Date of Award

Spring 2016

Project Type


Program or Major


Degree Name

Doctor of Philosophy

First Advisor

John D. Mayer

Second Advisor

Victor A Benassi

Third Advisor

John T Kirkpatrick

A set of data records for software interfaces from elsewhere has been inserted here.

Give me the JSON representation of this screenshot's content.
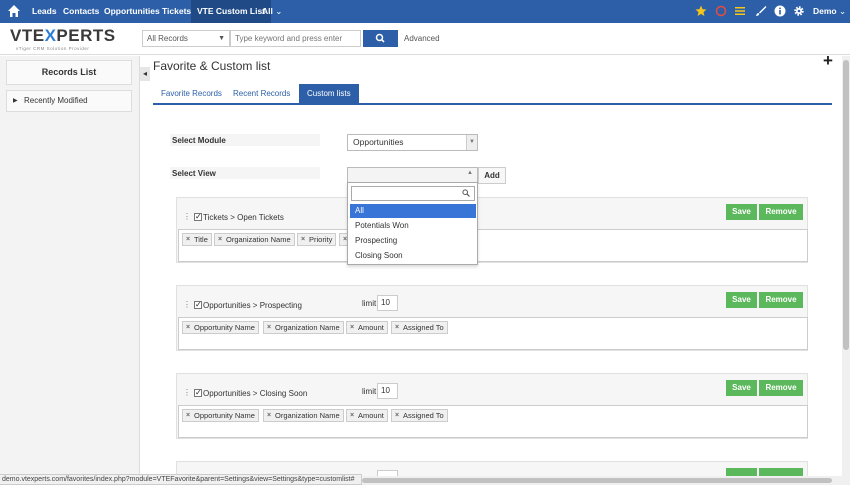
{
  "topnav": {
    "items": [
      "Leads",
      "Contacts",
      "Opportunities",
      "Tickets",
      "VTE Custom List",
      "All"
    ],
    "all_caret": "⌄",
    "user": "Demo",
    "user_caret": "⌄",
    "colors": {
      "bar": "#2c5fa8",
      "active": "#1f4a86"
    }
  },
  "header": {
    "logo_main": "VTE",
    "logo_x": "X",
    "logo_rest": "PERTS",
    "logo_tagline": "vTiger CRM Solution Provider",
    "search_scope": "All Records",
    "search_placeholder": "Type keyword and press enter",
    "advanced_label": "Advanced",
    "plus_label": "+"
  },
  "sidebar": {
    "title": "Records List",
    "items": [
      {
        "label": "Recently Modified",
        "expander": "▶"
      }
    ],
    "collapse_glyph": "◂"
  },
  "main": {
    "page_title": "Favorite & Custom list",
    "tabs": [
      {
        "label": "Favorite Records",
        "active": false
      },
      {
        "label": "Recent Records",
        "active": false
      },
      {
        "label": "Custom lists",
        "active": true
      }
    ],
    "select_module_label": "Select Module",
    "select_module_value": "Opportunities",
    "select_view_label": "Select View",
    "select_view_value": "",
    "add_label": "Add",
    "view_dropdown": {
      "search_value": "",
      "options": [
        "All",
        "Potentials Won",
        "Prospecting",
        "Closing Soon"
      ],
      "selected": "All"
    },
    "panels": [
      {
        "title": "Tickets > Open Tickets",
        "limit_label": "",
        "limit": "",
        "save_label": "Save",
        "remove_label": "Remove",
        "fields": [
          "Title",
          "Organization Name",
          "Priority",
          ""
        ]
      },
      {
        "title": "Opportunities > Prospecting",
        "limit_label": "limit",
        "limit": "10",
        "save_label": "Save",
        "remove_label": "Remove",
        "fields": [
          "Opportunity Name",
          "Organization Name",
          "Amount",
          "Assigned To"
        ]
      },
      {
        "title": "Opportunities > Closing Soon",
        "limit_label": "limit",
        "limit": "10",
        "save_label": "Save",
        "remove_label": "Remove",
        "fields": [
          "Opportunity Name",
          "Organization Name",
          "Amount",
          "Assigned To"
        ]
      }
    ]
  },
  "statusbar": {
    "url": "demo.vtexperts.com/favorites/index.php?module=VTEFavorite&parent=Settings&view=Settings&type=customlist#"
  },
  "colors": {
    "primary": "#2c5fa8",
    "success": "#5cb85c",
    "dropdown_selected": "#3875d7"
  }
}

Researchers and universities have devoted substantial resources to understanding college students’ experiences in college. One gap in the literature surrounds understanding students’ major selection process. In the current series of studies, I utilized previous research and semi-structured interviews to create the Students’ Reasoning about their Major Survey (RAMS). I conducted exploratory and confirmatory factor analyses on the items in two distinct samples and found a general factor (Satisfaction with the Major) and seven secondary factors (Balance and Flexibility, Prestige, Interpersonal Similarity, Effort and Difficulty, Interest, Perceived Competence, and Decision Aversion). I hypothesized that the RAMS would be related to personal intelligence (i.e., students’ ability to reason about their own and others’ personality and to use this information to guide their choices; Mayer, 2008); and indeed, students with higher levels of personal intelligence exhibited clear signs of making well-reasoned decisions relative to those with lower personal intelligence. The RAMS, personal intelligence, and other psychological variables predicted several academic and advising outcomes. Students who had made a well-reasoned choice of major had higher GPA, higher levels of commitment to their major (e.g., fewer absences in courses for their major, less consideration of changing their major) and engaged in more preparation for their advising appointment. The series of studies presented here support the development and use of the RAMS to measure students’ reasoning about their major, and may be helpful in predicting students’ academic success and commitment.